__WHAT THE EXERCISE ASKS__: Restate the data word for word. Leave the pictures out.

PROVIDED MATERIAL: Begin

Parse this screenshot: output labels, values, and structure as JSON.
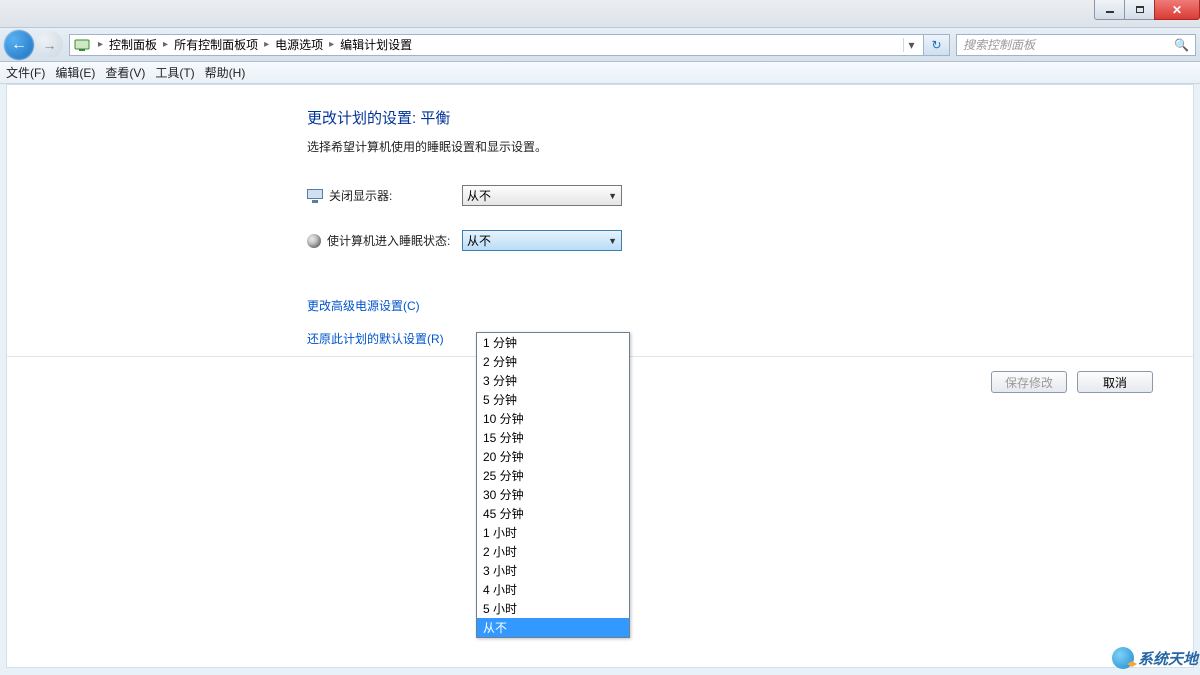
{
  "window": {
    "controls": {
      "min": "minimize",
      "max": "maximize",
      "close": "close"
    }
  },
  "breadcrumb": {
    "items": [
      "控制面板",
      "所有控制面板项",
      "电源选项",
      "编辑计划设置"
    ]
  },
  "search": {
    "placeholder": "搜索控制面板"
  },
  "menu": {
    "file": "文件(F)",
    "edit": "编辑(E)",
    "view": "查看(V)",
    "tools": "工具(T)",
    "help": "帮助(H)"
  },
  "page": {
    "title": "更改计划的设置: 平衡",
    "description": "选择希望计算机使用的睡眠设置和显示设置。"
  },
  "settings": {
    "turn_off_display": {
      "label": "关闭显示器:",
      "value": "从不"
    },
    "sleep": {
      "label": "使计算机进入睡眠状态:",
      "value": "从不"
    }
  },
  "dropdown_options": [
    "1 分钟",
    "2 分钟",
    "3 分钟",
    "5 分钟",
    "10 分钟",
    "15 分钟",
    "20 分钟",
    "25 分钟",
    "30 分钟",
    "45 分钟",
    "1 小时",
    "2 小时",
    "3 小时",
    "4 小时",
    "5 小时",
    "从不"
  ],
  "dropdown_selected": "从不",
  "links": {
    "advanced": "更改高级电源设置(C)",
    "restore": "还原此计划的默认设置(R)"
  },
  "buttons": {
    "save": "保存修改",
    "cancel": "取消"
  },
  "watermark": "系统天地"
}
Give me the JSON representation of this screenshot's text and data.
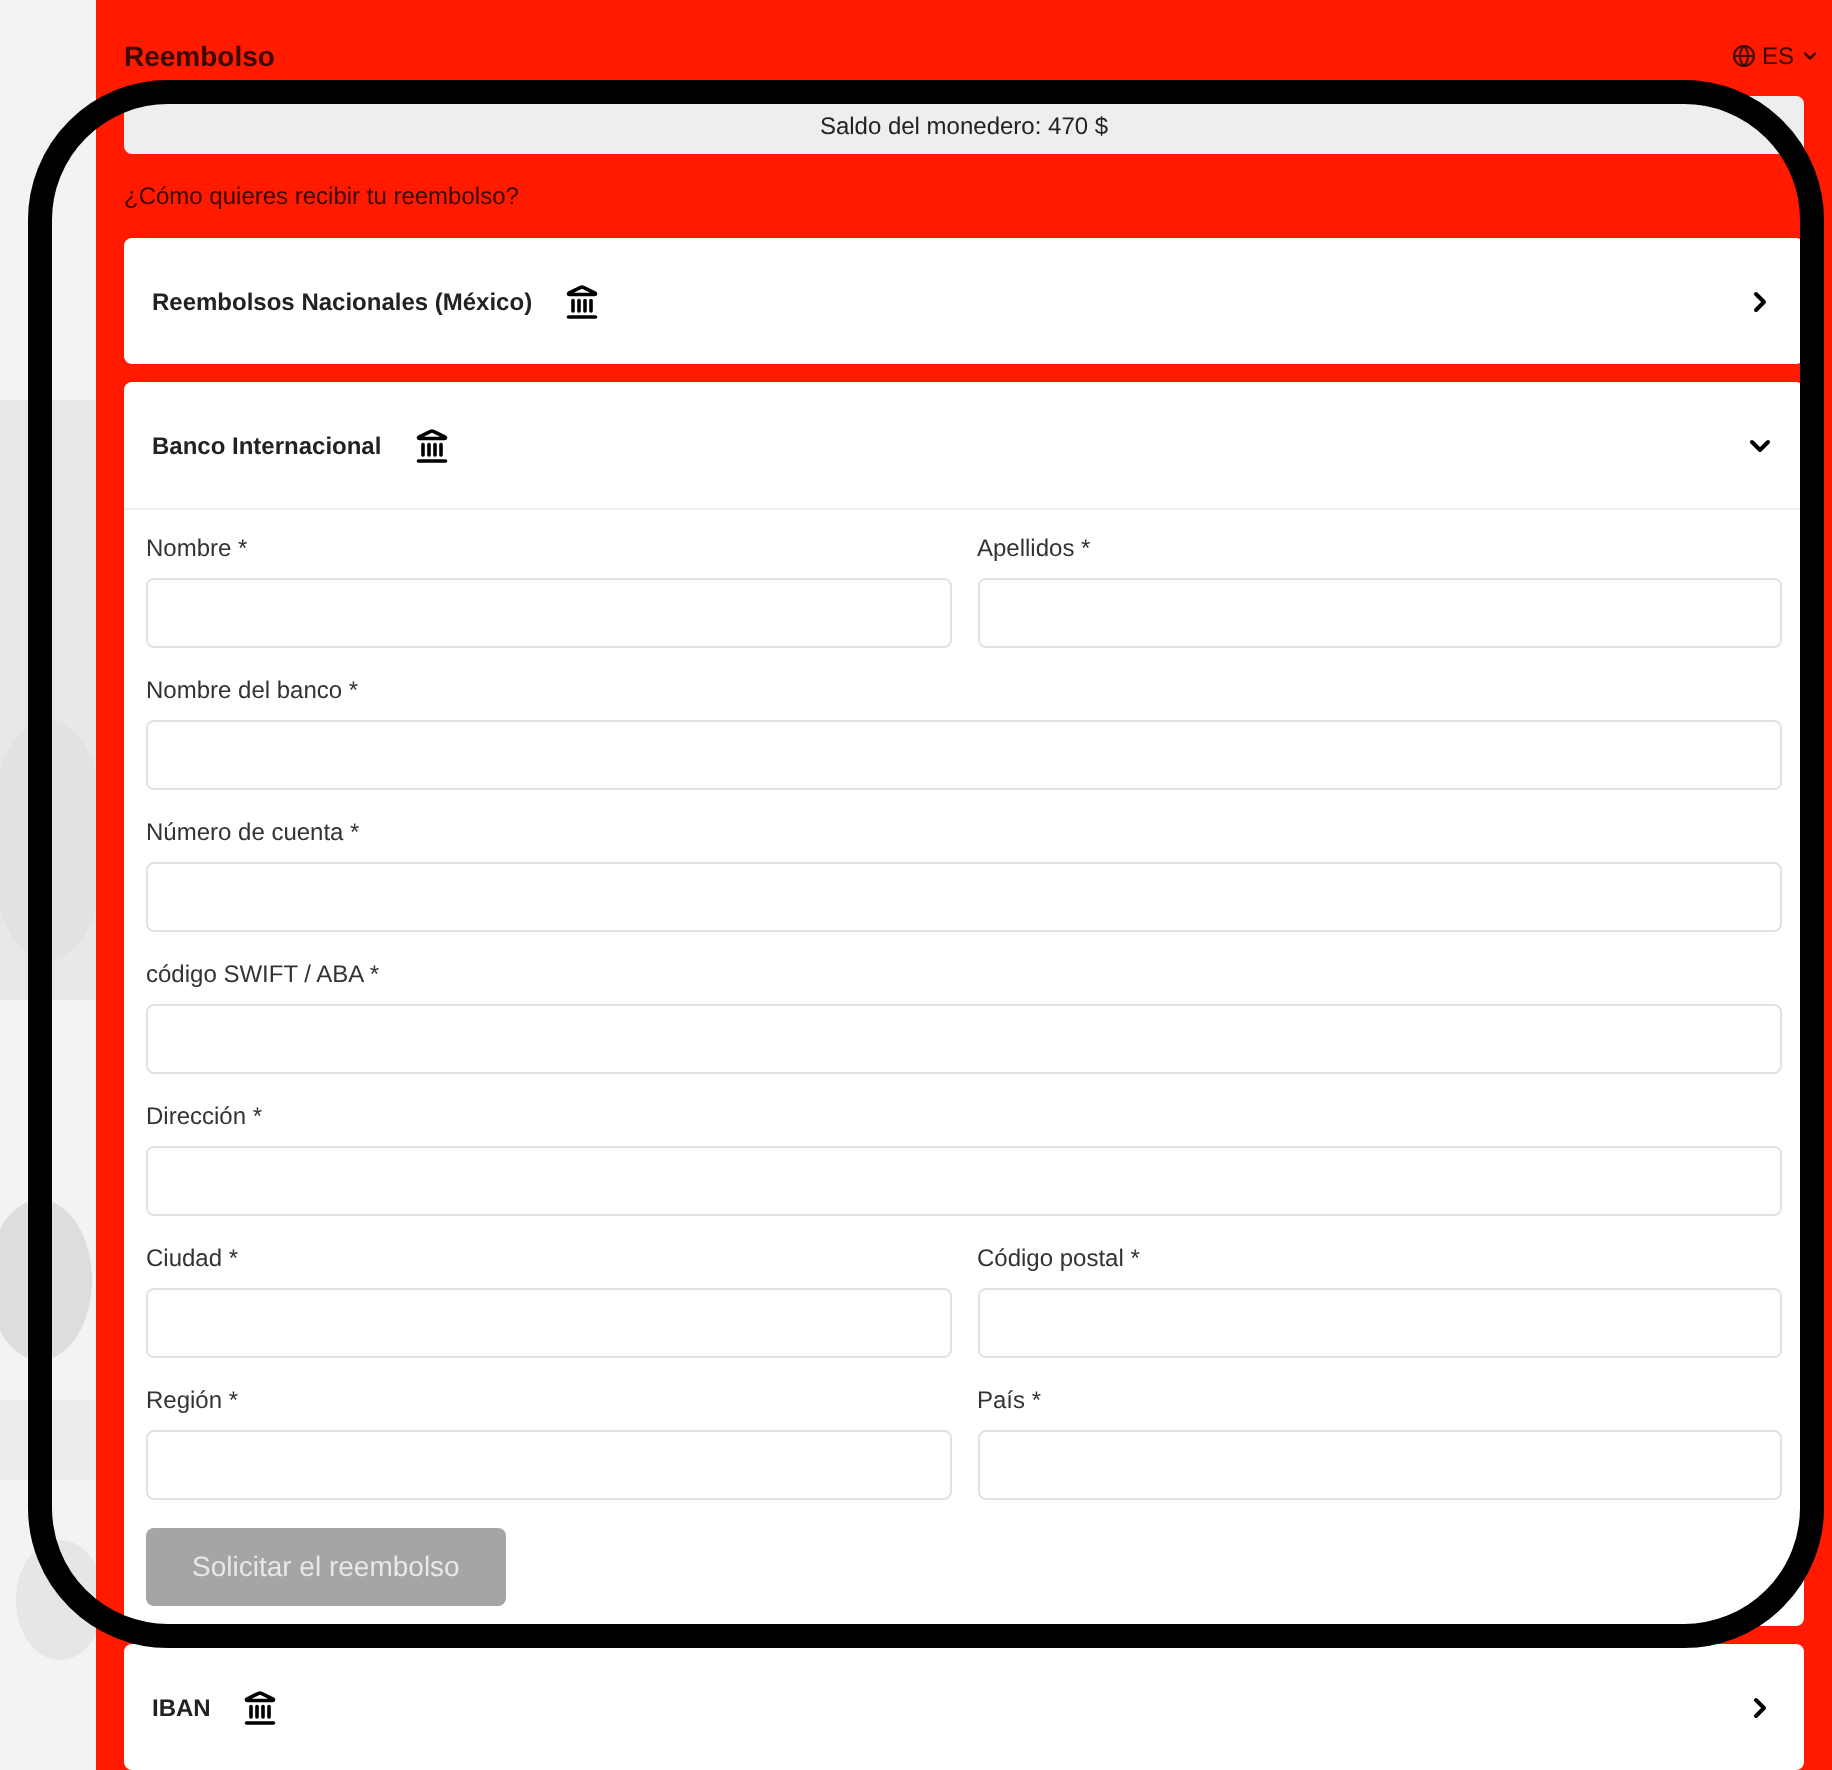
{
  "header": {
    "title": "Reembolso",
    "language": "ES"
  },
  "wallet_balance": "Saldo del monedero: 470 $",
  "question": "¿Cómo quieres recibir tu reembolso?",
  "methods": [
    {
      "label": "Reembolsos Nacionales (México)",
      "expanded": false
    },
    {
      "label": "Banco Internacional",
      "expanded": true,
      "form_rows": [
        [
          {
            "label": "Nombre *"
          },
          {
            "label": "Apellidos *"
          }
        ],
        [
          {
            "label": "Nombre del banco *"
          }
        ],
        [
          {
            "label": "Número de cuenta *"
          }
        ],
        [
          {
            "label": "código SWIFT / ABA *"
          }
        ],
        [
          {
            "label": "Dirección *"
          }
        ],
        [
          {
            "label": "Ciudad *"
          },
          {
            "label": "Código postal *"
          }
        ],
        [
          {
            "label": "Región *"
          },
          {
            "label": "País *"
          }
        ]
      ],
      "submit": {
        "label": "Solicitar el reembolso",
        "disabled": true
      }
    },
    {
      "label": "IBAN",
      "expanded": false
    }
  ]
}
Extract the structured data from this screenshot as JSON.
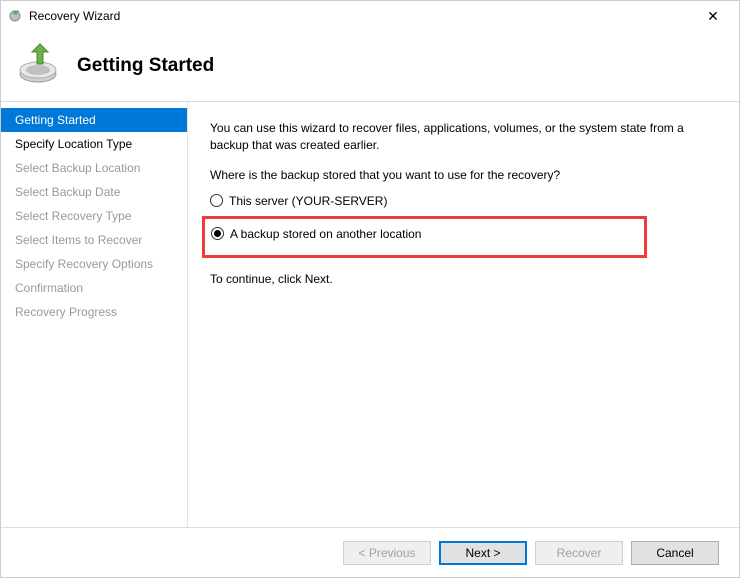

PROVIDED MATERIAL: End

__RESULT OF THIS TASK__:
Parse this screenshot: output labels, values, and structure as JSON.
{
  "window": {
    "controls": {
      "min": "minimize",
      "max": "maximize",
      "close": "close"
    }
  },
  "breadcrumb": {
    "items": [
      "控制面板",
      "所有控制面板项",
      "电源选项",
      "编辑计划设置"
    ]
  },
  "search": {
    "placeholder": "搜索控制面板"
  },
  "menu": {
    "file": "文件(F)",
    "edit": "编辑(E)",
    "view": "查看(V)",
    "tools": "工具(T)",
    "help": "帮助(H)"
  },
  "page": {
    "title": "更改计划的设置: 平衡",
    "description": "选择希望计算机使用的睡眠设置和显示设置。"
  },
  "settings": {
    "turn_off_display": {
      "label": "关闭显示器:",
      "value": "从不"
    },
    "sleep": {
      "label": "使计算机进入睡眠状态:",
      "value": "从不"
    }
  },
  "dropdown_options": [
    "1 分钟",
    "2 分钟",
    "3 分钟",
    "5 分钟",
    "10 分钟",
    "15 分钟",
    "20 分钟",
    "25 分钟",
    "30 分钟",
    "45 分钟",
    "1 小时",
    "2 小时",
    "3 小时",
    "4 小时",
    "5 小时",
    "从不"
  ],
  "dropdown_selected": "从不",
  "links": {
    "advanced": "更改高级电源设置(C)",
    "restore": "还原此计划的默认设置(R)"
  },
  "buttons": {
    "save": "保存修改",
    "cancel": "取消"
  },
  "watermark": "系统天地"
}
Give me the JSON representation of this screenshot's text and data.
{
  "header": {
    "title": "Reembolso",
    "language": "ES"
  },
  "wallet_balance": "Saldo del monedero: 470 $",
  "question": "¿Cómo quieres recibir tu reembolso?",
  "methods": [
    {
      "label": "Reembolsos Nacionales (México)",
      "expanded": false
    },
    {
      "label": "Banco Internacional",
      "expanded": true,
      "form_rows": [
        [
          {
            "label": "Nombre *"
          },
          {
            "label": "Apellidos *"
          }
        ],
        [
          {
            "label": "Nombre del banco *"
          }
        ],
        [
          {
            "label": "Número de cuenta *"
          }
        ],
        [
          {
            "label": "código SWIFT / ABA *"
          }
        ],
        [
          {
            "label": "Dirección *"
          }
        ],
        [
          {
            "label": "Ciudad *"
          },
          {
            "label": "Código postal *"
          }
        ],
        [
          {
            "label": "Región *"
          },
          {
            "label": "País *"
          }
        ]
      ],
      "submit": {
        "label": "Solicitar el reembolso",
        "disabled": true
      }
    },
    {
      "label": "IBAN",
      "expanded": false
    }
  ]
}
Extract the structured data from this screenshot as JSON.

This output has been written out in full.